[Data]
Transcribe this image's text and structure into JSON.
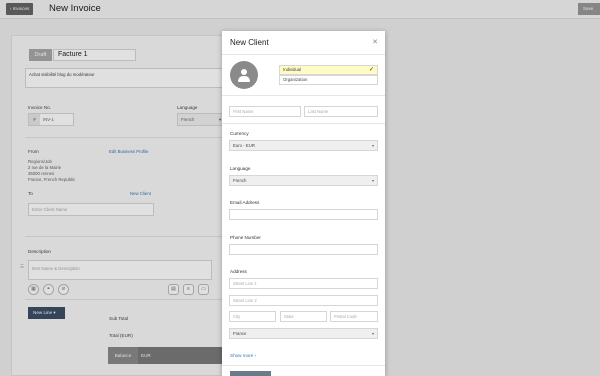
{
  "header": {
    "back_label": "‹ Invoices",
    "title": "New Invoice",
    "send_label": "Save"
  },
  "invoice": {
    "status_badge": "Draft",
    "name": "Facture 1",
    "description": "Achat visibilité blog du modérateur",
    "invoice_no_label": "Invoice No.",
    "invoice_no_prefix": "#",
    "invoice_no_value": "INV-1",
    "language_label": "Language",
    "language_value": "French",
    "from_label": "From",
    "edit_profile_link": "Edit Business Profile",
    "from_address": [
      "Regions/Job",
      "2 rue de la Mairie",
      "35000 rennes",
      "France, French Republic"
    ],
    "to_label": "To",
    "new_client_link": "New Client",
    "client_placeholder": "Enter Client Name",
    "description_label": "Description",
    "item_placeholder": "Item Name & Description",
    "new_line_label": "New Line ▾",
    "subtotal_label": "Sub Total",
    "total_label": "Total (EUR)",
    "balance_label": "Balance",
    "balance_currency": "EUR"
  },
  "modal": {
    "title": "New Client",
    "close_icon": "close-icon",
    "types": [
      {
        "label": "Individual",
        "selected": true
      },
      {
        "label": "Organization",
        "selected": false
      }
    ],
    "first_name_placeholder": "First Name",
    "last_name_placeholder": "Last Name",
    "currency_label": "Currency",
    "currency_value": "Euro - EUR",
    "language_label": "Language",
    "language_value": "French",
    "email_label": "Email Address",
    "phone_label": "Phone Number",
    "address_label": "Address",
    "street1_placeholder": "Street Line 1",
    "street2_placeholder": "Street Line 2",
    "city_placeholder": "City",
    "state_placeholder": "State",
    "postal_placeholder": "Postal Code",
    "country_value": "France",
    "show_more": "Show more ›"
  },
  "colors": {
    "accent": "#3a76b5",
    "selected_type_bg": "#fefcc4",
    "new_line_btn": "#3d4f66"
  }
}
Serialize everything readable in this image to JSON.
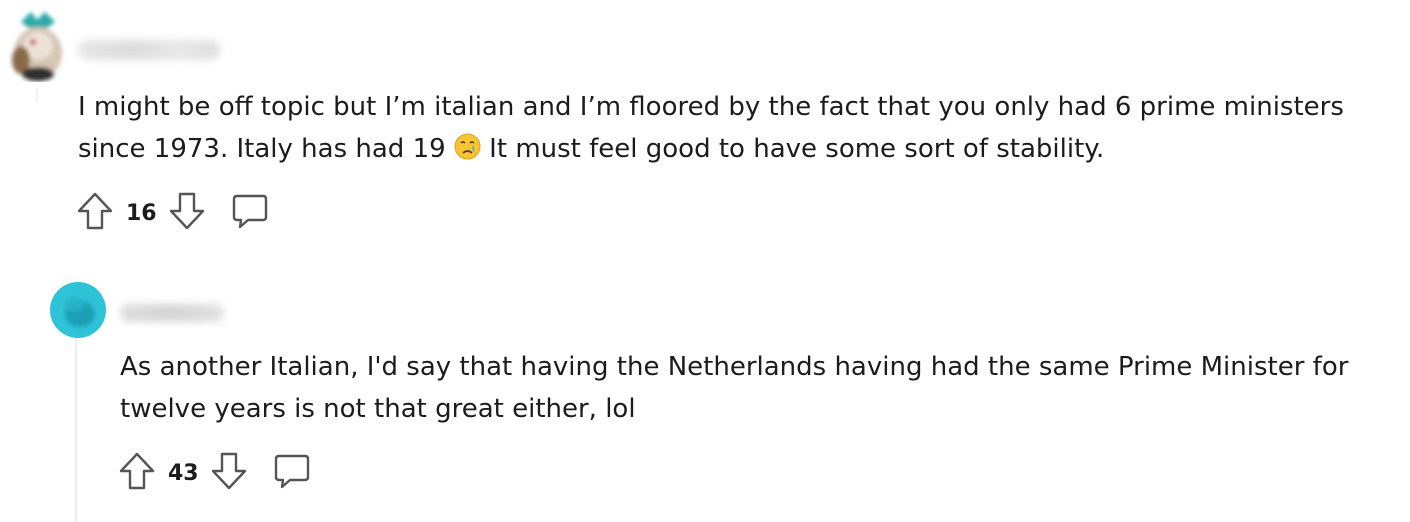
{
  "comments": [
    {
      "username": "",
      "text_before_emoji": "I might be off topic but I’m italian and I’m floored by the fact that you only had 6 prime ministers since 1973. Italy has had 19 ",
      "emoji": "crying-face-emoji",
      "text_after_emoji": " It must feel good to have some sort of stability.",
      "score": "16"
    },
    {
      "username": "",
      "text": "As another Italian, I'd say that having the Netherlands having had the same Prime Minister for twelve years is not that great either, lol",
      "score": "43"
    }
  ],
  "icons": {
    "upvote": "arrow-up-icon",
    "downvote": "arrow-down-icon",
    "reply": "speech-bubble-icon"
  },
  "colors": {
    "avatar2_accent": "#2fc3d8",
    "text": "#1c1c1c",
    "icon_stroke": "#555555"
  }
}
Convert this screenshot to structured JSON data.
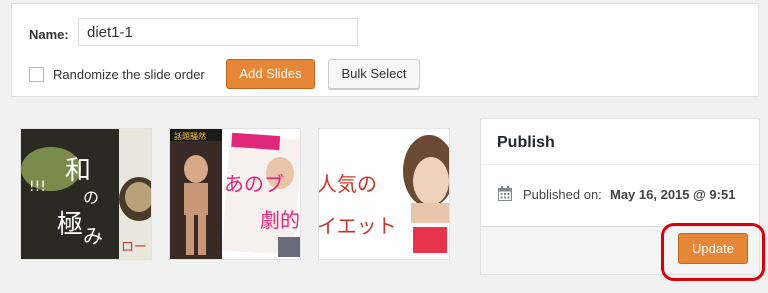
{
  "form": {
    "name_label": "Name:",
    "name_value": "diet1-1",
    "randomize_label": "Randomize the slide order",
    "randomize_checked": false,
    "add_slides_label": "Add Slides",
    "bulk_select_label": "Bulk Select"
  },
  "slides": [
    {
      "subject": "japanese-food-magazine-cover",
      "text": [
        "和",
        "の",
        "極",
        "み",
        "ロー"
      ]
    },
    {
      "subject": "magazine-covers-with-model",
      "text": [
        "あのブ",
        "劇的",
        "話題騒然"
      ]
    },
    {
      "subject": "woman-portrait-diet-ad",
      "text": [
        "人気の",
        "イエット"
      ]
    }
  ],
  "publish": {
    "title": "Publish",
    "published_label": "Published on:",
    "published_value": "May 16, 2015 @ 9:51",
    "update_label": "Update"
  },
  "colors": {
    "accent": "#e58736",
    "highlight": "#d7000f",
    "background": "#f1f1f1"
  },
  "icons": {
    "calendar": "calendar-icon"
  }
}
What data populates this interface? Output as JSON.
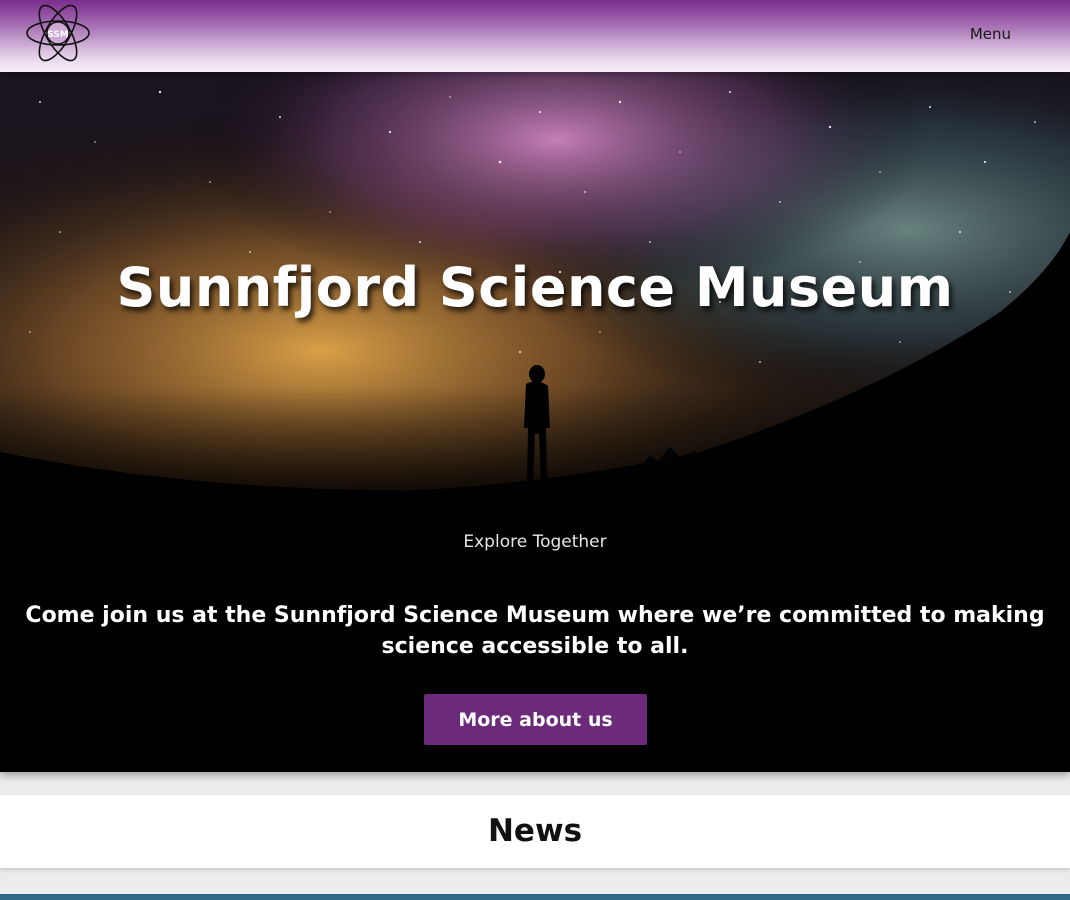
{
  "header": {
    "logo_text": "SSM",
    "menu_label": "Menu"
  },
  "hero": {
    "title": "Sunnfjord Science Museum",
    "tagline": "Explore Together",
    "intro": "Come join us at the Sunnfjord Science Museum where we’re committed to making science accessible to all.",
    "button_label": "More about us"
  },
  "news": {
    "title": "News"
  },
  "colors": {
    "brand_purple": "#6c2a7a",
    "header_top": "#7b2d8e",
    "footer_bar": "#2f6a86"
  }
}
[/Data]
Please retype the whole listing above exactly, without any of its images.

[Result for this exercise]
Transcribe this image's text and structure into JSON.
{
  "header": {
    "back_label": "‹ Invoices",
    "title": "New Invoice",
    "send_label": "Save"
  },
  "invoice": {
    "status_badge": "Draft",
    "name": "Facture 1",
    "description": "Achat visibilité blog du modérateur",
    "invoice_no_label": "Invoice No.",
    "invoice_no_prefix": "#",
    "invoice_no_value": "INV-1",
    "language_label": "Language",
    "language_value": "French",
    "from_label": "From",
    "edit_profile_link": "Edit Business Profile",
    "from_address": [
      "Regions/Job",
      "2 rue de la Mairie",
      "35000 rennes",
      "France, French Republic"
    ],
    "to_label": "To",
    "new_client_link": "New Client",
    "client_placeholder": "Enter Client Name",
    "description_label": "Description",
    "item_placeholder": "Item Name & Description",
    "new_line_label": "New Line ▾",
    "subtotal_label": "Sub Total",
    "total_label": "Total (EUR)",
    "balance_label": "Balance",
    "balance_currency": "EUR"
  },
  "modal": {
    "title": "New Client",
    "close_icon": "close-icon",
    "types": [
      {
        "label": "Individual",
        "selected": true
      },
      {
        "label": "Organization",
        "selected": false
      }
    ],
    "first_name_placeholder": "First Name",
    "last_name_placeholder": "Last Name",
    "currency_label": "Currency",
    "currency_value": "Euro - EUR",
    "language_label": "Language",
    "language_value": "French",
    "email_label": "Email Address",
    "phone_label": "Phone Number",
    "address_label": "Address",
    "street1_placeholder": "Street Line 1",
    "street2_placeholder": "Street Line 2",
    "city_placeholder": "City",
    "state_placeholder": "State",
    "postal_placeholder": "Postal Code",
    "country_value": "France",
    "show_more": "Show more ›"
  },
  "colors": {
    "accent": "#3a76b5",
    "selected_type_bg": "#fefcc4",
    "new_line_btn": "#3d4f66"
  }
}
Serialize everything readable in this image to JSON.
{
  "comments": [
    {
      "username": "",
      "text_before_emoji": "I might be off topic but I’m italian and I’m floored by the fact that you only had 6 prime ministers since 1973. Italy has had 19 ",
      "emoji": "crying-face-emoji",
      "text_after_emoji": " It must feel good to have some sort of stability.",
      "score": "16"
    },
    {
      "username": "",
      "text": "As another Italian, I'd say that having the Netherlands having had the same Prime Minister for twelve years is not that great either, lol",
      "score": "43"
    }
  ],
  "icons": {
    "upvote": "arrow-up-icon",
    "downvote": "arrow-down-icon",
    "reply": "speech-bubble-icon"
  },
  "colors": {
    "avatar2_accent": "#2fc3d8",
    "text": "#1c1c1c",
    "icon_stroke": "#555555"
  }
}
Convert this screenshot to structured JSON data.
{
  "form": {
    "name_label": "Name:",
    "name_value": "diet1-1",
    "randomize_label": "Randomize the slide order",
    "randomize_checked": false,
    "add_slides_label": "Add Slides",
    "bulk_select_label": "Bulk Select"
  },
  "slides": [
    {
      "subject": "japanese-food-magazine-cover",
      "text": [
        "和",
        "の",
        "極",
        "み",
        "ロー"
      ]
    },
    {
      "subject": "magazine-covers-with-model",
      "text": [
        "あのブ",
        "劇的",
        "話題騒然"
      ]
    },
    {
      "subject": "woman-portrait-diet-ad",
      "text": [
        "人気の",
        "イエット"
      ]
    }
  ],
  "publish": {
    "title": "Publish",
    "published_label": "Published on:",
    "published_value": "May 16, 2015 @ 9:51",
    "update_label": "Update"
  },
  "colors": {
    "accent": "#e58736",
    "highlight": "#d7000f",
    "background": "#f1f1f1"
  },
  "icons": {
    "calendar": "calendar-icon"
  }
}
What data populates this interface? Output as JSON.
{
  "header": {
    "logo_text": "SSM",
    "menu_label": "Menu"
  },
  "hero": {
    "title": "Sunnfjord Science Museum",
    "tagline": "Explore Together",
    "intro": "Come join us at the Sunnfjord Science Museum where we’re committed to making science accessible to all.",
    "button_label": "More about us"
  },
  "news": {
    "title": "News"
  },
  "colors": {
    "brand_purple": "#6c2a7a",
    "header_top": "#7b2d8e",
    "footer_bar": "#2f6a86"
  }
}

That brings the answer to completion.